Exercise directions: A single number is required: how many lines below include the string "icons".
┌──
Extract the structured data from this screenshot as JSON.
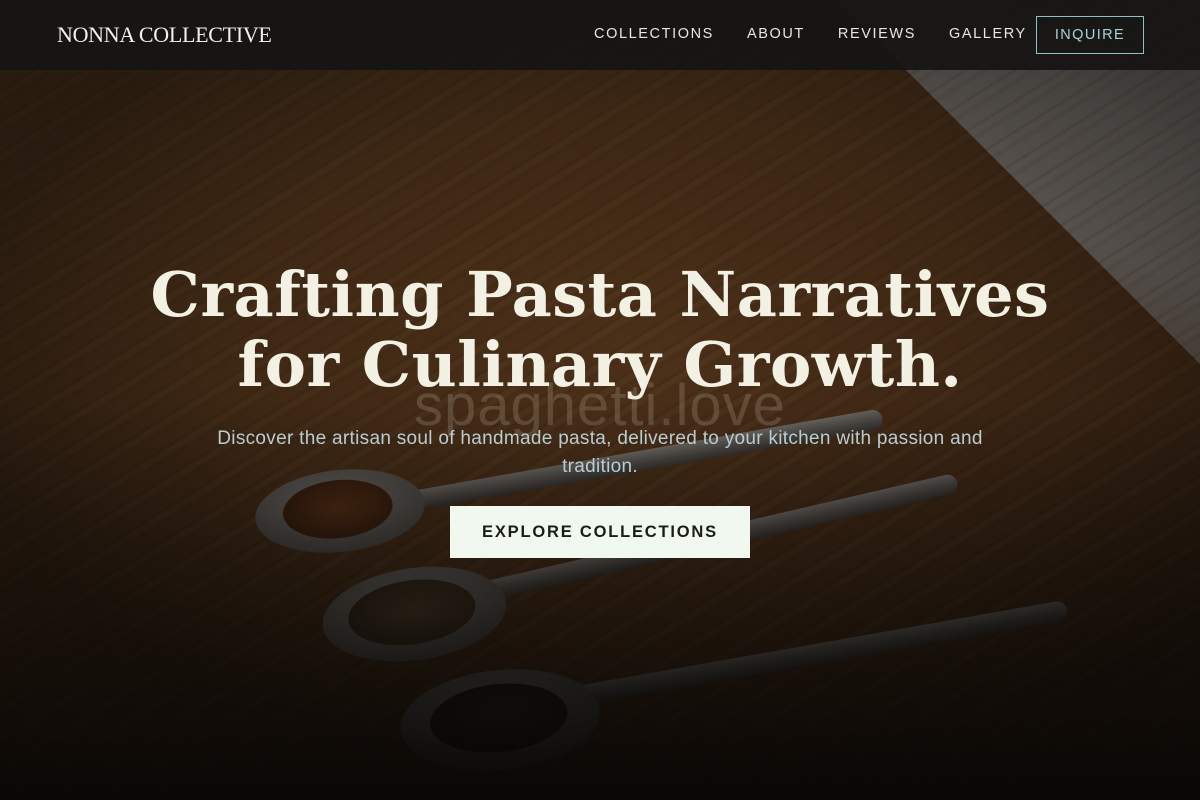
{
  "brand": {
    "name": "NONNA COLLECTIVE"
  },
  "nav": {
    "links": [
      "COLLECTIONS",
      "ABOUT",
      "REVIEWS",
      "GALLERY"
    ],
    "cta_label": "INQUIRE"
  },
  "hero": {
    "headline_line1": "Crafting Pasta Narratives",
    "headline_line2": "for Culinary Growth.",
    "watermark": "spaghetti.love",
    "subline": "Discover the artisan soul of handmade pasta, delivered to your kitchen with passion and tradition.",
    "cta_label": "EXPLORE COLLECTIONS",
    "background_image": "spoons-with-spices-on-wooden-table"
  },
  "colors": {
    "nav_bg": "#161413",
    "accent_outline": "#8fc1c4",
    "headline": "#f3f1e4",
    "cta_bg": "#f1f8ef"
  }
}
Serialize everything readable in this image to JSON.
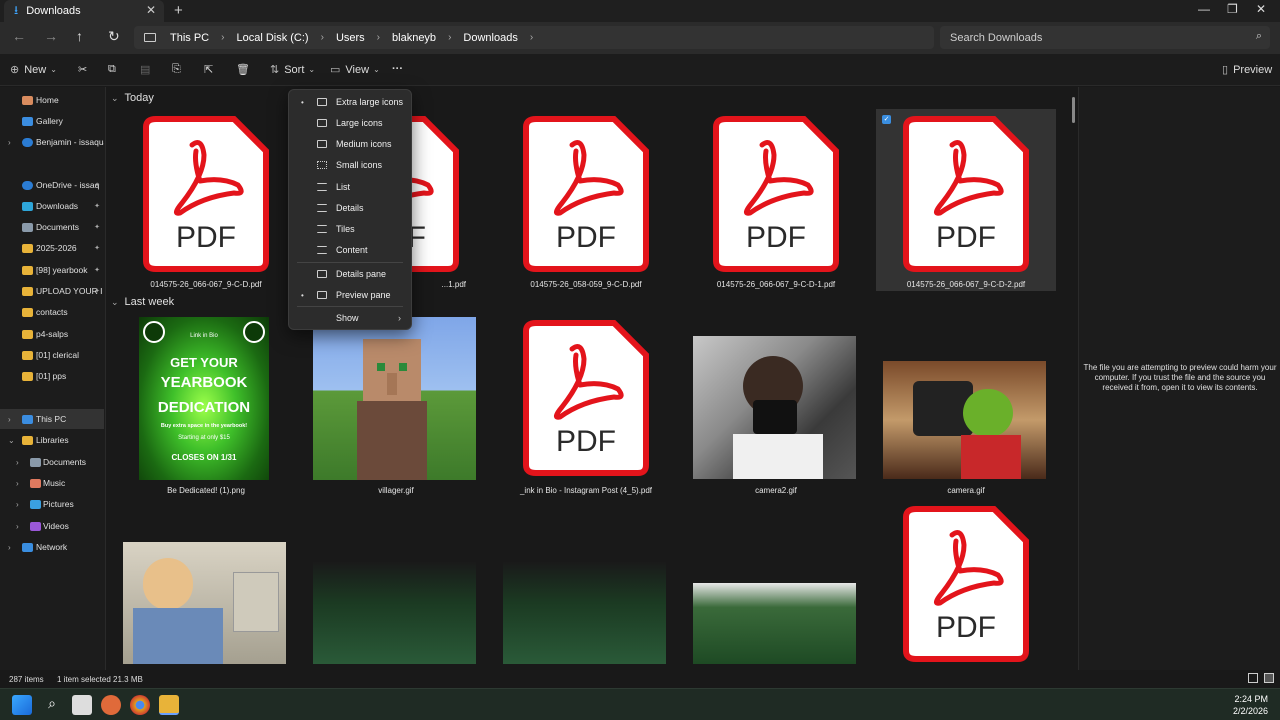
{
  "window": {
    "tab_title": "Downloads",
    "tab_close": "✕",
    "new_tab": "+",
    "minimize": "—",
    "maximize": "❐",
    "close": "✕"
  },
  "nav_buttons": {
    "back": "←",
    "forward": "→",
    "up": "↑",
    "refresh": "↻"
  },
  "breadcrumbs": [
    "This PC",
    "Local Disk (C:)",
    "Users",
    "blakneyb",
    "Downloads"
  ],
  "breadcrumb_sep": "›",
  "search": {
    "placeholder": "Search Downloads",
    "icon": "search-icon"
  },
  "toolbar": {
    "new_label": "New",
    "sort_label": "Sort",
    "view_label": "View",
    "more_label": "···",
    "preview_label": "Preview",
    "icons": [
      "cut-icon",
      "copy-icon",
      "paste-icon",
      "rename-icon",
      "share-icon",
      "delete-icon"
    ]
  },
  "sidebar": {
    "items": [
      {
        "label": "Home",
        "icon": "home-icon"
      },
      {
        "label": "Gallery",
        "icon": "gallery-icon"
      },
      {
        "label": "Benjamin - issaqua",
        "icon": "cloud-icon"
      },
      {
        "label": "OneDrive - issaq",
        "icon": "cloud-icon"
      },
      {
        "label": "Downloads",
        "icon": "download-icon"
      },
      {
        "label": "Documents",
        "icon": "documents-icon"
      },
      {
        "label": "2025-2026",
        "icon": "folder-icon"
      },
      {
        "label": "[98] yearbook",
        "icon": "folder-icon"
      },
      {
        "label": "UPLOAD YOUR I",
        "icon": "folder-icon"
      },
      {
        "label": "contacts",
        "icon": "folder-icon"
      },
      {
        "label": "p4-salps",
        "icon": "folder-icon"
      },
      {
        "label": "[01] clerical",
        "icon": "folder-icon"
      },
      {
        "label": "[01] pps",
        "icon": "folder-icon"
      },
      {
        "label": "This PC",
        "icon": "pc-icon"
      },
      {
        "label": "Libraries",
        "icon": "folder-icon"
      },
      {
        "label": "Documents",
        "icon": "documents-icon"
      },
      {
        "label": "Music",
        "icon": "music-icon"
      },
      {
        "label": "Pictures",
        "icon": "pictures-icon"
      },
      {
        "label": "Videos",
        "icon": "videos-icon"
      },
      {
        "label": "Network",
        "icon": "network-icon"
      }
    ]
  },
  "groups": {
    "today": "Today",
    "last_week": "Last week"
  },
  "files_today": [
    {
      "name": "014575-26_066-067_9-C-D.pdf"
    },
    {
      "name": "...1.pdf"
    },
    {
      "name": "014575-26_058-059_9-C-D.pdf"
    },
    {
      "name": "014575-26_066-067_9-C-D-1.pdf"
    },
    {
      "name": "014575-26_066-067_9-C-D-2.pdf"
    }
  ],
  "files_last_week": [
    {
      "name": "Be Dedicated! (1).png"
    },
    {
      "name": "villager.gif"
    },
    {
      "name": "_ink in Bio - Instagram Post (4_5).pdf"
    },
    {
      "name": "camera2.gif"
    },
    {
      "name": "camera.gif"
    }
  ],
  "pdf_label": "PDF",
  "yearbook_promo": {
    "link": "Link in Bio",
    "line1": "GET YOUR",
    "line2": "YEARBOOK",
    "line3": "DEDICATION",
    "line4": "Buy extra space in the yearbook!",
    "line5": "Starting at only $15",
    "line6": "CLOSES ON 1/31"
  },
  "view_menu": {
    "items": [
      {
        "label": "Extra large icons",
        "bullet": "•"
      },
      {
        "label": "Large icons",
        "bullet": ""
      },
      {
        "label": "Medium icons",
        "bullet": ""
      },
      {
        "label": "Small icons",
        "bullet": ""
      },
      {
        "label": "List",
        "bullet": ""
      },
      {
        "label": "Details",
        "bullet": ""
      },
      {
        "label": "Tiles",
        "bullet": ""
      },
      {
        "label": "Content",
        "bullet": ""
      },
      {
        "label": "Details pane",
        "bullet": ""
      },
      {
        "label": "Preview pane",
        "bullet": "•"
      },
      {
        "label": "Show",
        "bullet": "",
        "arrow": "›"
      }
    ]
  },
  "preview_pane": {
    "message": "The file you are attempting to preview could harm your computer. If you trust the file and the source you received it from, open it to view its contents."
  },
  "status": {
    "items_count": "287 items",
    "selection": "1 item selected  21.3 MB"
  },
  "clock": {
    "time": "2:24 PM",
    "date": "2/2/2026"
  },
  "colors": {
    "pdf_red": "#e3141b",
    "accent": "#3a8ee0",
    "folder": "#e8b339"
  }
}
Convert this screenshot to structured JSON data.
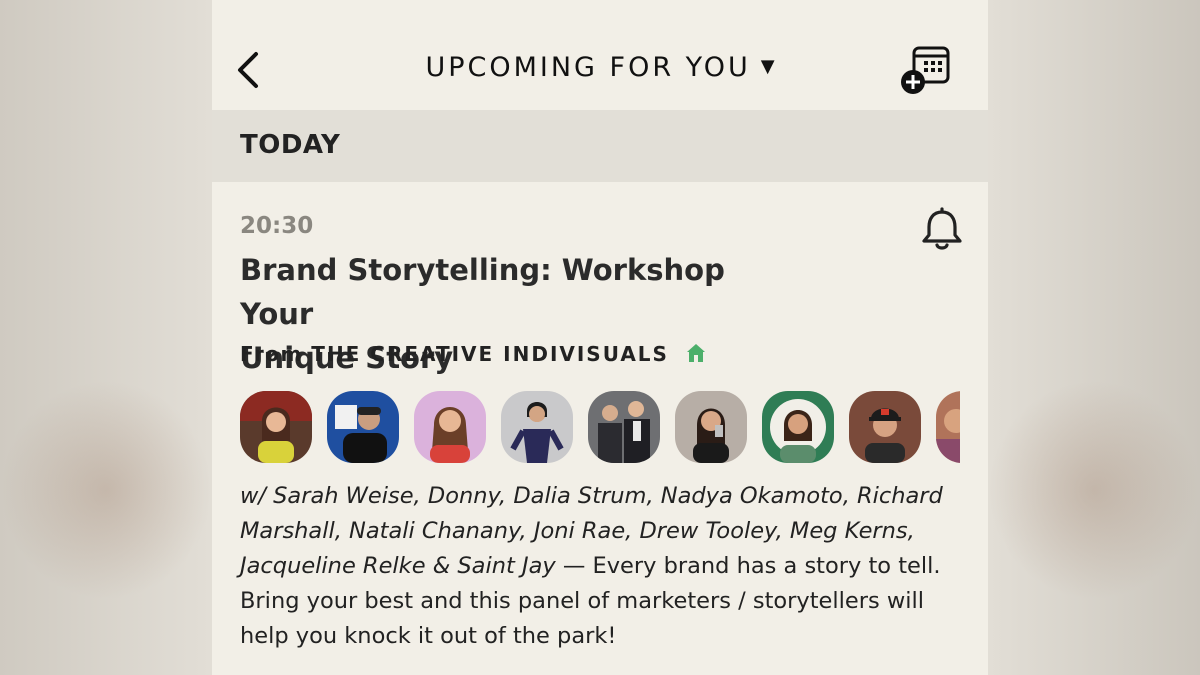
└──
Output of the task: 5